The problem I had was the development of characters and the transition between scenes. There were a lot of minor characters that felt were really underdeveloped and seemed to be added on like an afterthought. The whole DeeAnna Moran saga involving Joseph Silverman (Jonah Hill) is almost forgotten at the end, because it just doesn’t tie in well with the other parts of the film and their scenes are so short it almost feels like its tagged on. I also felt a lack of engagement and attraction to the characters. Often, there will be one or several characters that you care about and root for, and that helps you stay interested in the story. However, there was nothing likeable about any of these characters. They all feel so detached and there were no personal relationships that drove the film along. In general, I felt the scenes didn’t flow well together, and it felt choppy in some instances, like it had been cut and pasted in between other scenes. However, the scene I enjoyed the most was the sailor-themed dancing musical scene with Channing Tatum. It was choreographed to perfection and it was nice light moment in the film.
I’ve never been such a huge fan of the Coen brothers’ films, which is not to say their films aren’t good, but just that I don’t enjoy the type of stories they write. The language and settings are bit too outlandish and artistic for my liking, and I never really get into the plot easily. The dialogue tends to cover niche topics that are often difficult to connect with and this film is the same. The scenes where Baird Whitlock is kidnapped by the communists involve very sophisticated conversations involving history, economics and capitalism, which go beyond my head. I think in part this contributed to my lack of engagement with the film. I did however enjoy the more humourous and light scenes involving Hobie Doyle and Thora and Thessaly Thacker (Tilda Swinton).

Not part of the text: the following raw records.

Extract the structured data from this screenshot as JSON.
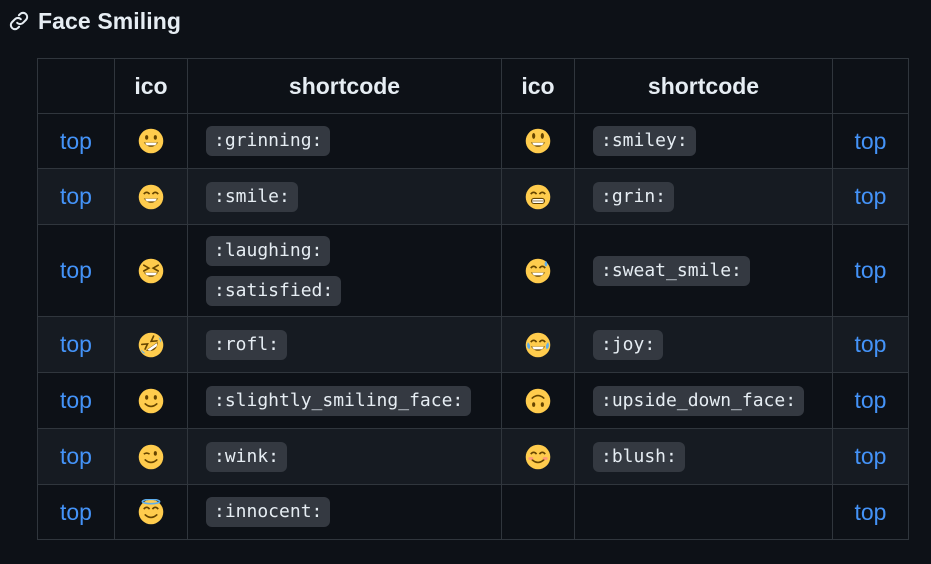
{
  "heading": {
    "title": "Face Smiling",
    "icon": "link-icon"
  },
  "table": {
    "headers": [
      "",
      "ico",
      "shortcode",
      "ico",
      "shortcode",
      ""
    ],
    "top_label": "top",
    "rows": [
      {
        "left_icon": "grinning-face",
        "left_codes": [
          ":grinning:"
        ],
        "right_icon": "smiley-face",
        "right_codes": [
          ":smiley:"
        ]
      },
      {
        "left_icon": "smile-face",
        "left_codes": [
          ":smile:"
        ],
        "right_icon": "grin-face",
        "right_codes": [
          ":grin:"
        ]
      },
      {
        "left_icon": "laughing-face",
        "left_codes": [
          ":laughing:",
          ":satisfied:"
        ],
        "right_icon": "sweat-smile-face",
        "right_codes": [
          ":sweat_smile:"
        ]
      },
      {
        "left_icon": "rofl-face",
        "left_codes": [
          ":rofl:"
        ],
        "right_icon": "joy-face",
        "right_codes": [
          ":joy:"
        ]
      },
      {
        "left_icon": "slightly-smiling-face",
        "left_codes": [
          ":slightly_smiling_face:"
        ],
        "right_icon": "upside-down-face",
        "right_codes": [
          ":upside_down_face:"
        ]
      },
      {
        "left_icon": "wink-face",
        "left_codes": [
          ":wink:"
        ],
        "right_icon": "blush-face",
        "right_codes": [
          ":blush:"
        ]
      },
      {
        "left_icon": "innocent-face",
        "left_codes": [
          ":innocent:"
        ],
        "right_icon": "",
        "right_codes": []
      }
    ]
  },
  "colors": {
    "background": "#0d1117",
    "row_alt": "#161b22",
    "border": "#30363d",
    "link": "#4493f8",
    "code_bg": "#343941",
    "text": "#e6edf3"
  }
}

Overall, I found the premise interesting but the execution less so. The eccentricity of the characters and dialogue were not to my liking, but they were well-written and will surely be enjoyed by others. I thought the acting was so-so, given the prowess of the cast. No one really stood out for me. It’s an alright film, but there are plenty of better films to spend your 2 hours on.
Side note: The guy who plays Hobie Doyle, Alden Ehrenreich, will be playing Han Solo in the as of yet-untitled Han Solo film due out in 2018. So keep an eye out for him.